Argentine President Cristina Fernandez de Kirchner promises that ‘there weren't, nor ever will be, barriers’ blocking Brazilian imports’ was received with disbelief by the Brazilian business community.
Rubens Barboza head of the all powerful Sao Paulo Federation of Industries, FIESP, said that restrictions on Brazilian trade have been proved by Brazilian businessmen and furthermore they believe the emphasis will continue.
“This has been Argentina’s policy for the last 3 to 4 years”, said Barboza who added “the information we have indicates that companies making business with Brazil have seen their orders cancelled from Argentina in spite of the non existence of a written order or rule from the government to that effect”.
“Orders have been cancelled and trucks have been delayed at the border”, insisted Barboza speaking for a Buenos Aires station, based of first hand information from Brazilian businesses. “We have evidence that restrictions existed”, he added.
As to Friday’s presidential summit between Mrs. Kirchner and Lula da Silva described as “more than good”, as long as it helps to boost bilateral trade “we’ll believe that”. However there is growing concern “that obstruction measures are too frequently repeated, ignoring the Mercosur founding charter which is targeted to promote trade not to restrict it”.
Nevertheless Barboza said he was tepidly optimistic about the coming ministerial meeting between both countries in two weeks time to solve problems and differences: “Not much can happen and we will continue with specific differences. This has been Argentine policy for the last four years”.

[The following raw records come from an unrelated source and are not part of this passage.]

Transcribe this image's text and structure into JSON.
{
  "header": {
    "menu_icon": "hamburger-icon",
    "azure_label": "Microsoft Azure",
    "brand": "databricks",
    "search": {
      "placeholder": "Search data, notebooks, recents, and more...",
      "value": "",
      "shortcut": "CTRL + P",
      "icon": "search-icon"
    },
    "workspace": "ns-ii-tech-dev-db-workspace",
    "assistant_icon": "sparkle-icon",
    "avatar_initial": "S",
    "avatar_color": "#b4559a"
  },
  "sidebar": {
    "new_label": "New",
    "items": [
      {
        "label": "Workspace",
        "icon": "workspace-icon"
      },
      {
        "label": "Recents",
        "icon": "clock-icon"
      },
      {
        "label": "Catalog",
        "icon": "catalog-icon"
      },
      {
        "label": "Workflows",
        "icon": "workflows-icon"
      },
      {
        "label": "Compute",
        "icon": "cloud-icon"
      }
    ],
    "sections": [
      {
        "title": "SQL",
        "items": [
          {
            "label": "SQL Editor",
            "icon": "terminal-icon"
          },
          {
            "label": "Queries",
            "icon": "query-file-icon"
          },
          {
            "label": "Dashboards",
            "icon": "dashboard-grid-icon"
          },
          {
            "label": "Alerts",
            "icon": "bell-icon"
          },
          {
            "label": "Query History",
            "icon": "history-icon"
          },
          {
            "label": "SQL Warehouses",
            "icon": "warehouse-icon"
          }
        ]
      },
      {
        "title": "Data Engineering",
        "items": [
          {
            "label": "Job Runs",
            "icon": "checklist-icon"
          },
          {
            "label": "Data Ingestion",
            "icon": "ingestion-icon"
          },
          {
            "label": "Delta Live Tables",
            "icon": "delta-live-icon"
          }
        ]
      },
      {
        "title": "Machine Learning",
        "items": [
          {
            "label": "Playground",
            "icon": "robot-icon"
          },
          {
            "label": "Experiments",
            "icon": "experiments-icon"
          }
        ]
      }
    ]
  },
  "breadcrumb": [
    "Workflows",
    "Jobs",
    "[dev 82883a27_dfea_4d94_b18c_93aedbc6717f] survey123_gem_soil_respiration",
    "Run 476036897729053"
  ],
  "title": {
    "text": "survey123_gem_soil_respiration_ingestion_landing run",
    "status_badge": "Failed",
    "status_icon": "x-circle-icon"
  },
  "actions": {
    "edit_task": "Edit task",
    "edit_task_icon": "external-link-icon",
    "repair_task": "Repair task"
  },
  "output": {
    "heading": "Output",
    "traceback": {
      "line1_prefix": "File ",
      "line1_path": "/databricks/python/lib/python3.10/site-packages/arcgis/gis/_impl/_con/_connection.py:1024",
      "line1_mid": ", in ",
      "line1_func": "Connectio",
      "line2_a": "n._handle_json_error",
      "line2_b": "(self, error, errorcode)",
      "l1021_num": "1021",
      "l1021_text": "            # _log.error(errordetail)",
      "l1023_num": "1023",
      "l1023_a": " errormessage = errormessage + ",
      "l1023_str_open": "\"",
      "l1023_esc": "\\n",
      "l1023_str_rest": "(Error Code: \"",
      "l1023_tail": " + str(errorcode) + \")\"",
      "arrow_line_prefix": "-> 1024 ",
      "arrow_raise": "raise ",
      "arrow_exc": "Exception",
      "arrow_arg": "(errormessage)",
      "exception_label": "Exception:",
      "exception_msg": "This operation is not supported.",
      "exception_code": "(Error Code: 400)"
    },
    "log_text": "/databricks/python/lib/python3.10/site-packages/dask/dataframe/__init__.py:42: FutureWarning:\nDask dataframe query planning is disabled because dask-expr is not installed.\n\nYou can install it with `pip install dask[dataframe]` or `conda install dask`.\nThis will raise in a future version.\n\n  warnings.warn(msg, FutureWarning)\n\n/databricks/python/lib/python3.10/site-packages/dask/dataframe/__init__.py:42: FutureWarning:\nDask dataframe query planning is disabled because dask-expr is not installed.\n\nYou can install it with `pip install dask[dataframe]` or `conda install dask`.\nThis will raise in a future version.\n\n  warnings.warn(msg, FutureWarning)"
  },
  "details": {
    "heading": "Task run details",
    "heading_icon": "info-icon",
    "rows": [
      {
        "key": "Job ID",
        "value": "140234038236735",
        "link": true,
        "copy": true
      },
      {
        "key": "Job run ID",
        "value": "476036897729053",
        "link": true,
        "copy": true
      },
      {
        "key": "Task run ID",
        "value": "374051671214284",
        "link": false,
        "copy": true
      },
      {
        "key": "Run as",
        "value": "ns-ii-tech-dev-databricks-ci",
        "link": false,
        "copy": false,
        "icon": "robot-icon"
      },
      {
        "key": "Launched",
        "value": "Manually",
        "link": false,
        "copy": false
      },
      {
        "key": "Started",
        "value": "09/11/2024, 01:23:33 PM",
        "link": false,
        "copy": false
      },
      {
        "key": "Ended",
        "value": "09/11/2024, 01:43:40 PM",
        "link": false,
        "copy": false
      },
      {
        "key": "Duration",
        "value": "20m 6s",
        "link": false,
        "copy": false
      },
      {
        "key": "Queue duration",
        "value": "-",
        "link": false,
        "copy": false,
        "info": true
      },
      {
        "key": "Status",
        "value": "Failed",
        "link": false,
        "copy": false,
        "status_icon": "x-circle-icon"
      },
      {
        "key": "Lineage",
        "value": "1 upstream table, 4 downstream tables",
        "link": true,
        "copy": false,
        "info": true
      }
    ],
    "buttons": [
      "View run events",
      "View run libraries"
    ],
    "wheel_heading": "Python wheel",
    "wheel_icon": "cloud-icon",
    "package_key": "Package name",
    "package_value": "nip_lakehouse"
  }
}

Barboza estimated that cancellation of orders in the last few weeks could be in the range of 25% of normal Argentine purchases, but he did not believe Brazil was in the mood to apply counter measures on Argentine produce.
He admitted that the latest resource from Argentine Domestic Trade minister Guillermo Moreno, was ‘original’ since there was no written paper and it was only a ‘suggestion’.
“Since it was not official, it can’t be proved”, any way in two weeks times we are hopeful a clear, transparent solution could be reached, not only in Argentine trade with Brazil but also with the European Union and United States”, indicated Barboza.
According to Argentina’s Trade Department sources the ‘non-written’ measures were adopted when the government noticed a 45% surge in imports from Brazil while Argentine sales only increased 23%.
Argentina cut off from voluntary money markets since it defaulted in 2002 has been forced to apply a strict “two surplus policy”, budget surplus and trade surplus so as to ensure sufficient foreign currency to meet its international payments.